TASK TO CARRY OUT
Go through the data and report how many lines include the word "JSON", giving only the number.

*** EXTRACTED MATERIAL ***

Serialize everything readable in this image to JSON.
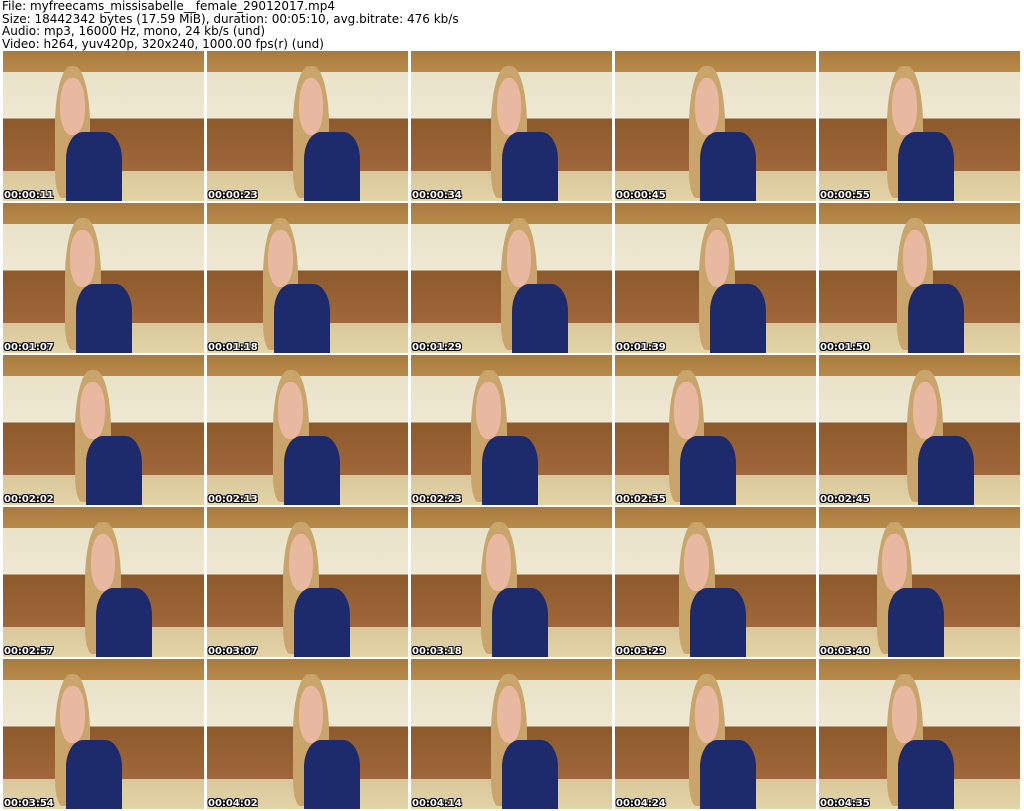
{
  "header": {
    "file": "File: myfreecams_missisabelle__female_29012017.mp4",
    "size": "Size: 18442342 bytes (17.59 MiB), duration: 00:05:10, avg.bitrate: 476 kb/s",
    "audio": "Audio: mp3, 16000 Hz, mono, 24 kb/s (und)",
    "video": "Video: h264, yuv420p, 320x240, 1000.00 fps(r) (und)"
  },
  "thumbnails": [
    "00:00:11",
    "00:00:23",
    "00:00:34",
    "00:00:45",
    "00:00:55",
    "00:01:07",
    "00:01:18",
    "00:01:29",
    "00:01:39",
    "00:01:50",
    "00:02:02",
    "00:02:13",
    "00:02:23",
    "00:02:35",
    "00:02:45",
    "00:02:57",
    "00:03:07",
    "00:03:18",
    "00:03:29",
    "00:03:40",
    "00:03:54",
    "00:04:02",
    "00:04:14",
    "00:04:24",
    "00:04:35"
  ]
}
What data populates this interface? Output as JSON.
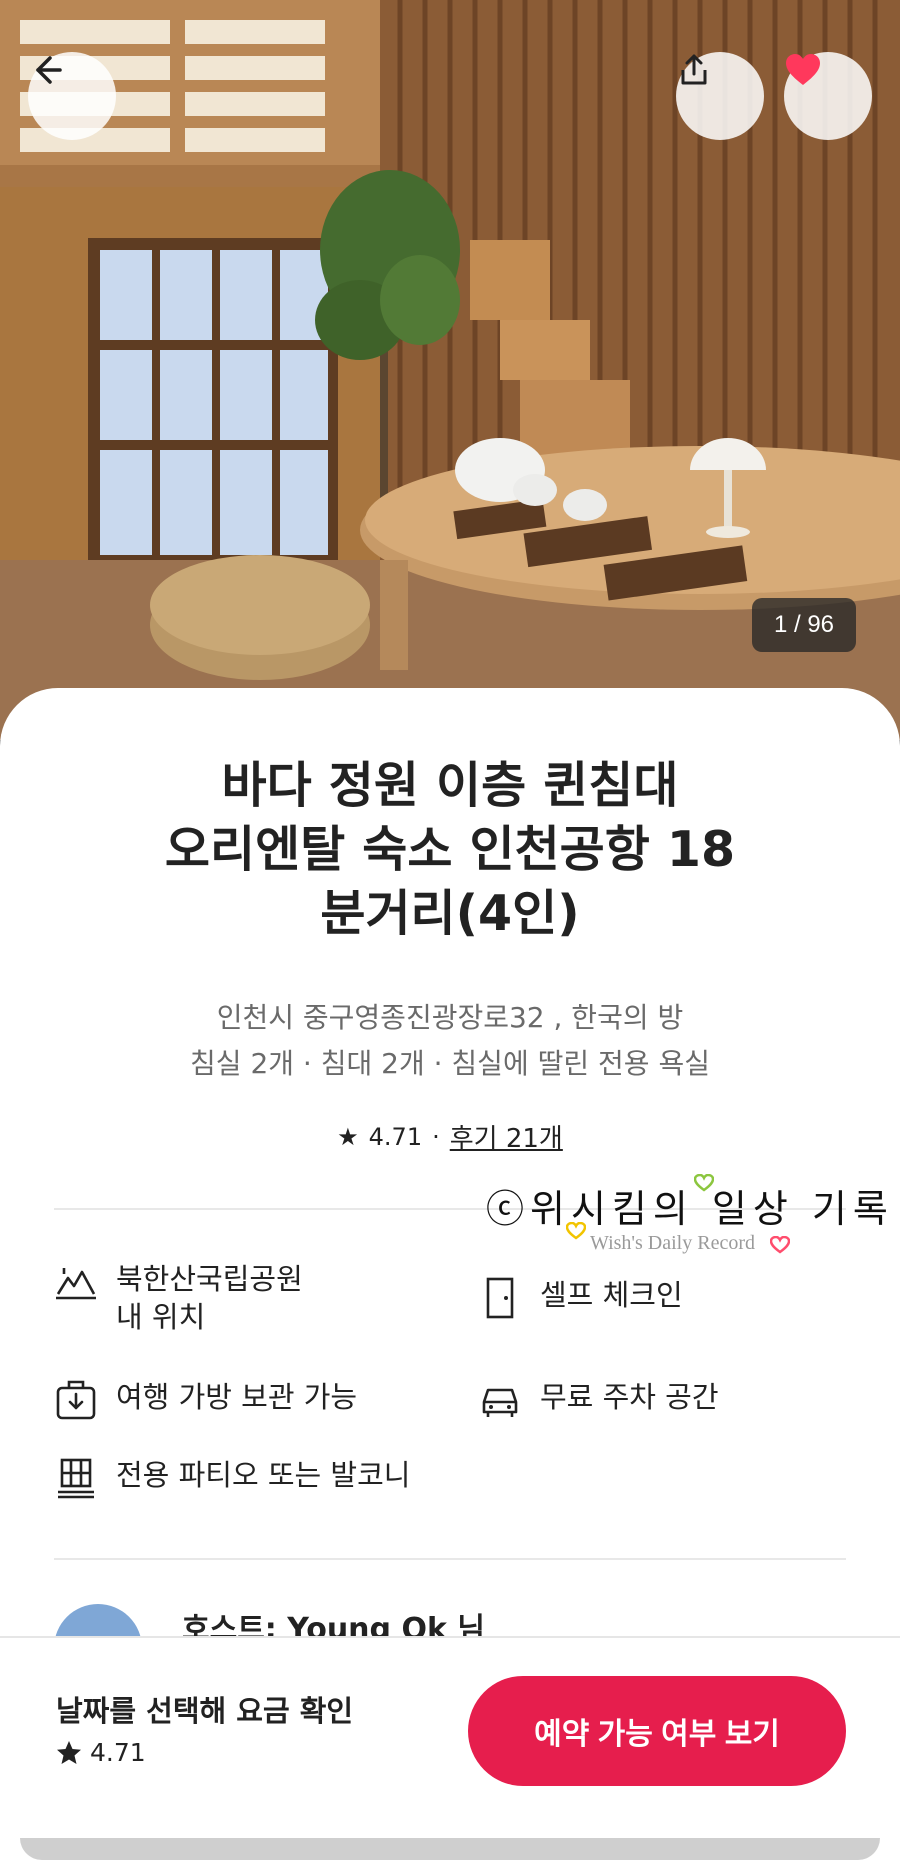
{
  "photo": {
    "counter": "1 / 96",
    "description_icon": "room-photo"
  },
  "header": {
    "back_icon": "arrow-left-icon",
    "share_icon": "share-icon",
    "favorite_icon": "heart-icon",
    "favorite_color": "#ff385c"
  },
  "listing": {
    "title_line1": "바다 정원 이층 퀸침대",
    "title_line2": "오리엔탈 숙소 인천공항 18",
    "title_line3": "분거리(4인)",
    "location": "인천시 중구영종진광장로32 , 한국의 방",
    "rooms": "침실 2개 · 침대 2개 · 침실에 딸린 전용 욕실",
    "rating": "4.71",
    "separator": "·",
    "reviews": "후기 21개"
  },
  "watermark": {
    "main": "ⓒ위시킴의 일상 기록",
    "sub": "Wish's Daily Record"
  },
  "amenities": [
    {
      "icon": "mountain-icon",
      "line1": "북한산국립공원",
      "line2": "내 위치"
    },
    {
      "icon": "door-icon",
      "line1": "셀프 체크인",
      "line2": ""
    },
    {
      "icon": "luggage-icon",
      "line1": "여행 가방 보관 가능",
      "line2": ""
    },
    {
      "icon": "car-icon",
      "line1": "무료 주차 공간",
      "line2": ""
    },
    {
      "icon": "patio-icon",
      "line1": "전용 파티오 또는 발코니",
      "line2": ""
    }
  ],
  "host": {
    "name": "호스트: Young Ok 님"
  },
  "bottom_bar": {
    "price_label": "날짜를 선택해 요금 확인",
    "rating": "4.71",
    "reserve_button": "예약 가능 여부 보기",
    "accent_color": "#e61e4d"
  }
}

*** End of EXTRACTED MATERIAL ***

EXERCISE ANSWER
2